- Indirect Communication: As the concept of 'face' underpins interactions, Thai people tend to have an communication style and avoid giving flat-out refusals. In keeping interactions amenable, Thai people will often smile or nod. This gives their acknowledgement but doesn’t necessarily indicate their agreement. An unavoidable blunt or confrontational statement is generally prefaced with a phrase equivalent to, ‘if you will allow me to be frank’. This partially excuses the occasional statement. This being said, the style of communication will vary depending on the relationship. If the people are well acquainted, bluntness is accepted. However, when communicating to those of higher social status or unknown status, Thais are more cautious, and make an effort to be polite and .
- Honorifics: Thais typically address someone by stating the first name preceded by ‘Khun’ (e.g., Khun Simon). However, if the people conversing are close friends or familiar with each other, they will omit khun. Familial honorifics ‘phi’ (‘older sibling’) and ‘nong’ (‘younger sibling’) are generally appropriate for people who are close to one another.
- Humour: It is common for Thais to joke during conversation. Whilst humour is used in the typical way to make conversations lighthearted, it is also used to cover emotions of sadness when discussing a tragic or difficult situation.
- Swearing: Swearing is generally not used in casual conversation and is considered to be crass.
- Soft Voices: Thais are often soft-spoken. Raising one’s voice is generally frowned upon as it implies a loss of control in a situation and can cause a person to lose face. However, people from Bangkok tend to speak louder and faster.
- Physical Contact: Physical contact in Thailand is acceptable amongst people of the same gender, but is usually minimal. Public displays of affection between couples, such as holding hands or kissing, are generally not shown. Buddhist monks are not supposed to make any physical contact with women.
- Personal Space: The general distance between two people conversing is an arm’s length. When in conversation with a friend or close acquaintance, this distance is shorter.

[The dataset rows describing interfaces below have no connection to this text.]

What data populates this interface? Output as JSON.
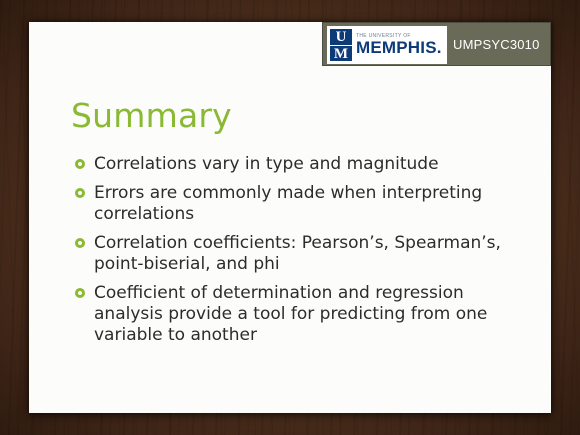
{
  "header": {
    "logo_small_text": "THE UNIVERSITY OF",
    "logo_big_text": "MEMPHIS.",
    "logo_letter_top": "U",
    "logo_letter_bottom": "M",
    "course_code": "UMPSYC3010"
  },
  "slide": {
    "title": "Summary",
    "bullets": [
      "Correlations vary in type and magnitude",
      "Errors are commonly made when interpreting correlations",
      "Correlation coefficients: Pearson’s, Spearman’s, point-biserial, and phi",
      "Coefficient of determination and regression analysis provide a tool for predicting from one variable to another"
    ]
  },
  "colors": {
    "accent_green": "#8ab933",
    "banner_gray": "#6a6a58",
    "memphis_blue": "#0d3b78",
    "background_wood": "#4a2d1c"
  },
  "icons": {
    "bullet": "ring-bullet-icon"
  }
}
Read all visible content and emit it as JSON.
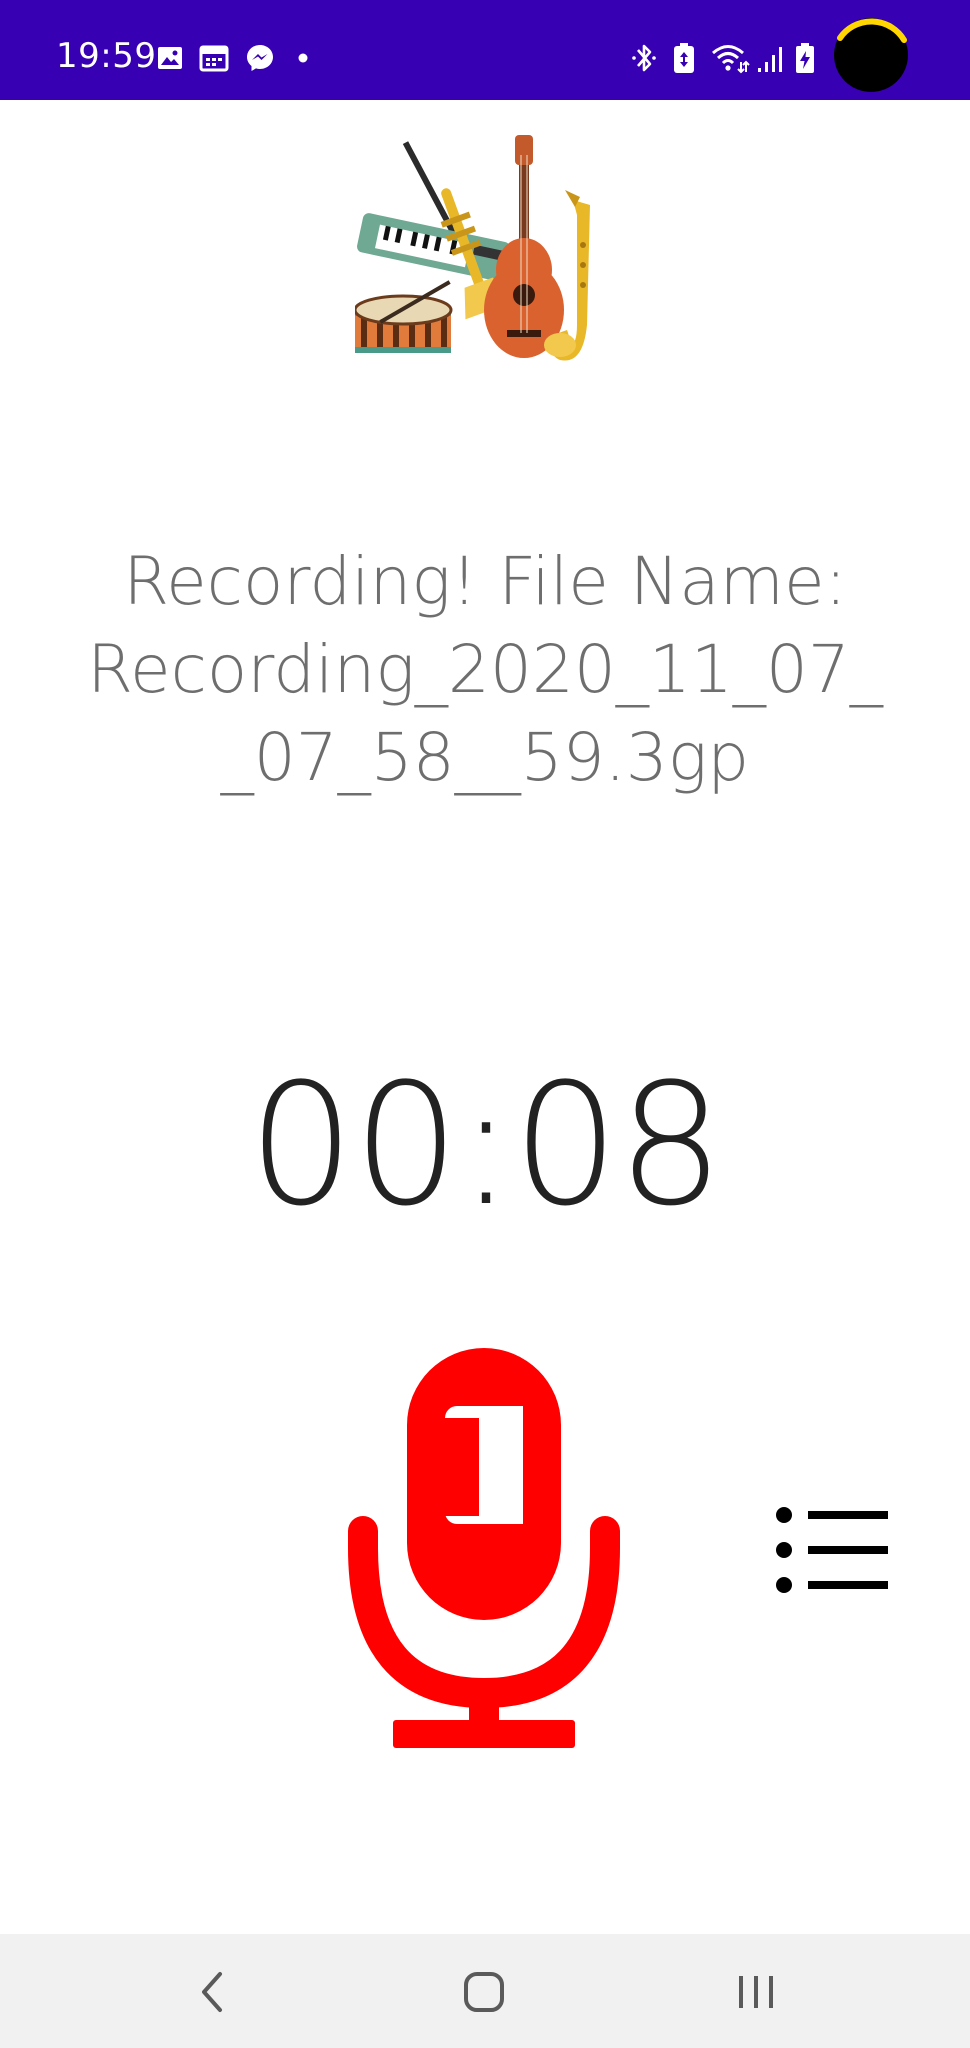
{
  "status_bar": {
    "time": "19:59",
    "background_color": "#3700b3",
    "left_icons": [
      "image-icon",
      "calendar-icon",
      "messenger-icon",
      "dot-icon"
    ],
    "right_icons": [
      "bluetooth-icon",
      "battery-saver-icon",
      "wifi-icon",
      "signal-icon",
      "battery-charging-icon"
    ]
  },
  "logo": {
    "icon": "music-instruments-logo"
  },
  "recording": {
    "line1": "Recording! File Name:",
    "line2": "Recording_2020_11_07_",
    "line3": "_07_58__59.3gp"
  },
  "timer": {
    "value": "00:08"
  },
  "controls": {
    "mic_icon": "microphone-icon",
    "mic_color": "#ff0000",
    "list_icon": "list-icon"
  },
  "nav_bar": {
    "buttons": [
      "back-icon",
      "home-icon",
      "recents-icon"
    ]
  }
}
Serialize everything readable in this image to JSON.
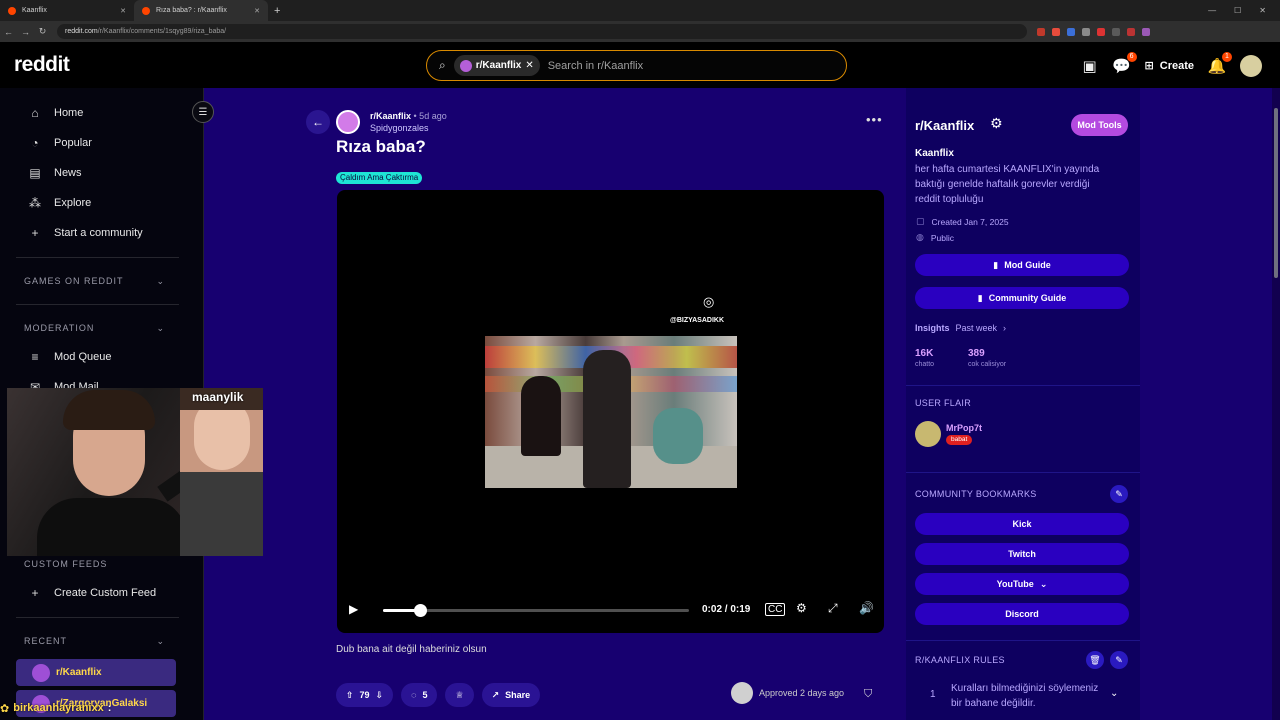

- Gestures: Thai people generally do not use their hands to emphasise their point in conversation. Overly dramatic gestures or frequent and rapid gestures may be misinterpreted as anger in Thailand. Pointing with a single finger is considered to be rude and accusatory.
- Eye Contact: Eye contact shows attentiveness to the person talking. However, eye contact should be diverted every now and again to soften the interaction. Intense eye contact can be viewed as a challenge to the other person. When being instructed or spoken to by a superior, it is respectful to lower one’s eyes.
- Height and Bowing: An important way Thais show respect is through lowering their head. Looming above someone in Thailand can be considered an aggressive form of assertion. It is especially disrespectful to position one’s head at a height higher than the Buddha. If someone needs to intersect another’s gaze to reach a destination (for example, at a performance), they will typically walk with their head bowed and their body below the eyeline of the other.
- Nodding: Thai people often nod to acknowledge what is said. However, this does not always mean they agree or understand. It is primarily a gesture made out of .
- Beckoning: The common way to beckon someone is by gesturing with all fingers facing downwards and towards oneself, the same gesture that would represent ‘shooing’ in Australia. Gesturing with fingers facing upwards has offensive connotations in Thailand.
- Smiling: Thais usually smile often in conversations. Whilst it can indicate happiness, smiling is sometimes used in an attempt to cover awkwardness or sadness.
- Head: Never touch someone on the top of their head. It is considered to be the most sacred part of the body.
- Feet: Feet are considered to be the dirtiest part of the body and should not be used to point at things or move objects. The soles of one’s feet should not be pointed at others.